_Raw data:_
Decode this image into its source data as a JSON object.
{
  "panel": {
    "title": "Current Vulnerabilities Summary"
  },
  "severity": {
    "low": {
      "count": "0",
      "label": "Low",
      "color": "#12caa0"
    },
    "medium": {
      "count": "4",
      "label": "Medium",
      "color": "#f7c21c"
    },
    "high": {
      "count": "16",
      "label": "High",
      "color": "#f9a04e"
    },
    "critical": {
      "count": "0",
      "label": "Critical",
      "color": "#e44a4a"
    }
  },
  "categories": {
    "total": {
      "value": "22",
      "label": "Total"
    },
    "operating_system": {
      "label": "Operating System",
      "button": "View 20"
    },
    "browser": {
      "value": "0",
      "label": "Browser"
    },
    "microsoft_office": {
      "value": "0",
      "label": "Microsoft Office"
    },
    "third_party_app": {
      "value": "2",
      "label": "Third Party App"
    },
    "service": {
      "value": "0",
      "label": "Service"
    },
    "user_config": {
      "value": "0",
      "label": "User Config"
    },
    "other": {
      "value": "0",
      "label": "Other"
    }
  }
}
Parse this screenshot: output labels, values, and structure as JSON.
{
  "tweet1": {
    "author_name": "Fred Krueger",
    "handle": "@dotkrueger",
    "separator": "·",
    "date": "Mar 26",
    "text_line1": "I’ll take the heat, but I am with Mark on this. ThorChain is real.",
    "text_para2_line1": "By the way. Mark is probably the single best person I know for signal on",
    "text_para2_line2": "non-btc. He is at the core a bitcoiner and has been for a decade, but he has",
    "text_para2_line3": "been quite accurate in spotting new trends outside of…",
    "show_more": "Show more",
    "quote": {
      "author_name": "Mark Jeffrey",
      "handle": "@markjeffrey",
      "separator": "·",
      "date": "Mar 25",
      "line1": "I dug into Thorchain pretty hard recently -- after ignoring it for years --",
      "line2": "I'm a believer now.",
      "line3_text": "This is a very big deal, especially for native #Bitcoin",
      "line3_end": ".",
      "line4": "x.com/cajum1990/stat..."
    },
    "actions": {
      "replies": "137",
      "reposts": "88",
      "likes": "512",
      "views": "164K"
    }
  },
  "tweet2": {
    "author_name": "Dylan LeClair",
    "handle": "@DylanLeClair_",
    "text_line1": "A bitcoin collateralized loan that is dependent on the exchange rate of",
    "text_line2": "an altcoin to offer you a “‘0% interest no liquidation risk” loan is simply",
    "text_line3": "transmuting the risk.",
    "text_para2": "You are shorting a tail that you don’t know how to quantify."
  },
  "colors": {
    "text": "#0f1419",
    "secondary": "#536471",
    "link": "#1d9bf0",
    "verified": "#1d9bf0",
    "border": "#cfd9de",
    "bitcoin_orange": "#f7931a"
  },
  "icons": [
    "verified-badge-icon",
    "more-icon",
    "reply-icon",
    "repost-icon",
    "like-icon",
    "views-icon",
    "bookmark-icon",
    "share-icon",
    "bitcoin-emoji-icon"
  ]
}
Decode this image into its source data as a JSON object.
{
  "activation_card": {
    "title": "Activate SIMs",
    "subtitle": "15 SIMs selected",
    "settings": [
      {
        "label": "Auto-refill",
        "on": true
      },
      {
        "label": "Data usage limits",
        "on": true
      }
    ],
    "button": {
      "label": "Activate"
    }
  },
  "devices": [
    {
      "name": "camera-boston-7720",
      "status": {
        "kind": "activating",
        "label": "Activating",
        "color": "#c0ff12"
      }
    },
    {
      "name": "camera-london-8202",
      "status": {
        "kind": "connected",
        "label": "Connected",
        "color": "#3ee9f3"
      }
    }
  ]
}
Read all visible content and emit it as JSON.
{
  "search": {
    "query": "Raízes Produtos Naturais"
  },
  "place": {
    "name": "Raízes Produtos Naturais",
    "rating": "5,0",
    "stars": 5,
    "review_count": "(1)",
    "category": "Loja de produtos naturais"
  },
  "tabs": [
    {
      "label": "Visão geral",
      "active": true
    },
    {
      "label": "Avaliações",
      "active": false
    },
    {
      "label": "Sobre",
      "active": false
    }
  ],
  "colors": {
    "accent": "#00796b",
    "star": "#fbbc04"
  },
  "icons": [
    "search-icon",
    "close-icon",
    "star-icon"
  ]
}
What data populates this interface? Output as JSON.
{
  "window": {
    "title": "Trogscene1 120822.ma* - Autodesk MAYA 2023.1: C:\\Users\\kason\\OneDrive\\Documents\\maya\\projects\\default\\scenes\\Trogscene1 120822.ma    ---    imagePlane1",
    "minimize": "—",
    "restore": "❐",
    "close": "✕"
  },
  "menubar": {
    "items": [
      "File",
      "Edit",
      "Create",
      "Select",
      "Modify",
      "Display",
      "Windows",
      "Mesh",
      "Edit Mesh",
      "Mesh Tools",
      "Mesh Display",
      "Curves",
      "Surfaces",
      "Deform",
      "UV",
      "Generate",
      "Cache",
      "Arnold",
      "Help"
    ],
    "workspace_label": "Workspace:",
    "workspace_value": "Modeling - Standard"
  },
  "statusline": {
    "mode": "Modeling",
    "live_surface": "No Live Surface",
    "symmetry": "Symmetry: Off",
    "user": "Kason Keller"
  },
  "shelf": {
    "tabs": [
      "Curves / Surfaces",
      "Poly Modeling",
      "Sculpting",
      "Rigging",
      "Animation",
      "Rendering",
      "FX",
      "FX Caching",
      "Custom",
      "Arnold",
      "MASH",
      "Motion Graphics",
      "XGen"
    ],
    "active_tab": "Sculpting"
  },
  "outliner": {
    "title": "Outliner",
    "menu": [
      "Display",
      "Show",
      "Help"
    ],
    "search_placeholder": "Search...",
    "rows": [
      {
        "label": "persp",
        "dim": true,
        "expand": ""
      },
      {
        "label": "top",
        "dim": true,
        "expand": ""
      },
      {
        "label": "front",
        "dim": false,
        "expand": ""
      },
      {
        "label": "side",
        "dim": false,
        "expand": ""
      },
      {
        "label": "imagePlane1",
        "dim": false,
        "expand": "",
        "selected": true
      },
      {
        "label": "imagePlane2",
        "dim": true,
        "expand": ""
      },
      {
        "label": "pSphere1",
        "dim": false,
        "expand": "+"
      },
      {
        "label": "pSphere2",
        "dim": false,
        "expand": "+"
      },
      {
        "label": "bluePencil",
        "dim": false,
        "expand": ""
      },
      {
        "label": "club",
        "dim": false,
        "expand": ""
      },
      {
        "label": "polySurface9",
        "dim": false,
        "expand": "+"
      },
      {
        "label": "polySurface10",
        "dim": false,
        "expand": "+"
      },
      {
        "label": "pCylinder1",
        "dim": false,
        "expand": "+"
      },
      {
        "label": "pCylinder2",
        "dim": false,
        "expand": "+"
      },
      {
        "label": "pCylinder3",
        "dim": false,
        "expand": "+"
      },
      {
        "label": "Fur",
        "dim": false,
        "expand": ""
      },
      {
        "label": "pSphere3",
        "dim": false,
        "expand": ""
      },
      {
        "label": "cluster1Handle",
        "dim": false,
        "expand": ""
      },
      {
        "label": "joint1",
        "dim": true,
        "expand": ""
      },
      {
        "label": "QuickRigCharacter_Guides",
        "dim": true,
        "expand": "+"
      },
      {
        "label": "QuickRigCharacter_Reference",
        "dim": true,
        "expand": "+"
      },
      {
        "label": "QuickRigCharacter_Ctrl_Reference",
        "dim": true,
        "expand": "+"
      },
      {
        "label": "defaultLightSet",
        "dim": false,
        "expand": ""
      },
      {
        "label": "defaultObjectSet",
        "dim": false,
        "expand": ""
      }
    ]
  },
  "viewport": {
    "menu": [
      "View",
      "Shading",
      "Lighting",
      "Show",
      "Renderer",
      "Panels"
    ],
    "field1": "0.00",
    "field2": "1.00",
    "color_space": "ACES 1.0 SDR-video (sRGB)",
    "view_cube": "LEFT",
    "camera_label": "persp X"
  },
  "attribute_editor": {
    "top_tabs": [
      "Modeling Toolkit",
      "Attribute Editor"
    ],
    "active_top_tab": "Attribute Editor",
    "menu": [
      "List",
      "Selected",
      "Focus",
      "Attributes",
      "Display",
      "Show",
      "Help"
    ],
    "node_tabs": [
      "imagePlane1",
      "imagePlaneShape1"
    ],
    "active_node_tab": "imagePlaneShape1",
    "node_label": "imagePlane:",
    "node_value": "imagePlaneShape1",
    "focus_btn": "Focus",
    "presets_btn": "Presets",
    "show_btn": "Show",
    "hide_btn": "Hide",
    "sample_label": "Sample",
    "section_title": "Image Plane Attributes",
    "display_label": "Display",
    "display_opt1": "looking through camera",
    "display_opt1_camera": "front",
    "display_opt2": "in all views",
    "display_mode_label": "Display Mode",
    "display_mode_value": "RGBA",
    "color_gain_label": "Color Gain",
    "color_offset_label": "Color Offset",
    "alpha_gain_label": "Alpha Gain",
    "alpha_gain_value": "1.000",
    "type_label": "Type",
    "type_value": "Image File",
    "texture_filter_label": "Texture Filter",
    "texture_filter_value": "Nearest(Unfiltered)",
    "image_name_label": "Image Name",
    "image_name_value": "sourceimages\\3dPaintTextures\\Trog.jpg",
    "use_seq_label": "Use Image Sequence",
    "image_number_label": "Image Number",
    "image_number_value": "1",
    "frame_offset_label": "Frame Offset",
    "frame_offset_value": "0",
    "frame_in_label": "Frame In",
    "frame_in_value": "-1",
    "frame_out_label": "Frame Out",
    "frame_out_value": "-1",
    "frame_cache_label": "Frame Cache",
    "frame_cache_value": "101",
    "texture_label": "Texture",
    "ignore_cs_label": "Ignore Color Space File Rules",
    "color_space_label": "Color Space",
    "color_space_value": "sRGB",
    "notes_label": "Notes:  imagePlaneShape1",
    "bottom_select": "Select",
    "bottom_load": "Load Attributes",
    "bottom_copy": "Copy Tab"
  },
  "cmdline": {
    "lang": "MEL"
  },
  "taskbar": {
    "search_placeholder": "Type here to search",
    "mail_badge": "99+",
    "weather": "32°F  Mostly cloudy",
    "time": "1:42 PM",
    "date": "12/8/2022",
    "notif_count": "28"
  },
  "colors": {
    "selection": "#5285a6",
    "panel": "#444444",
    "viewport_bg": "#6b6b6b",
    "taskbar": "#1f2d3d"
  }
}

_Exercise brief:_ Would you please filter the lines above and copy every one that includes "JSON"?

_Exercise result:_
Decode this image into its source data as a JSON object.
Parse this screenshot: output labels, values, and structure as JSON.
Decode this image into its source data as a JSON object.
Read all visible content and emit it as JSON.
What data populates this interface? Output as JSON.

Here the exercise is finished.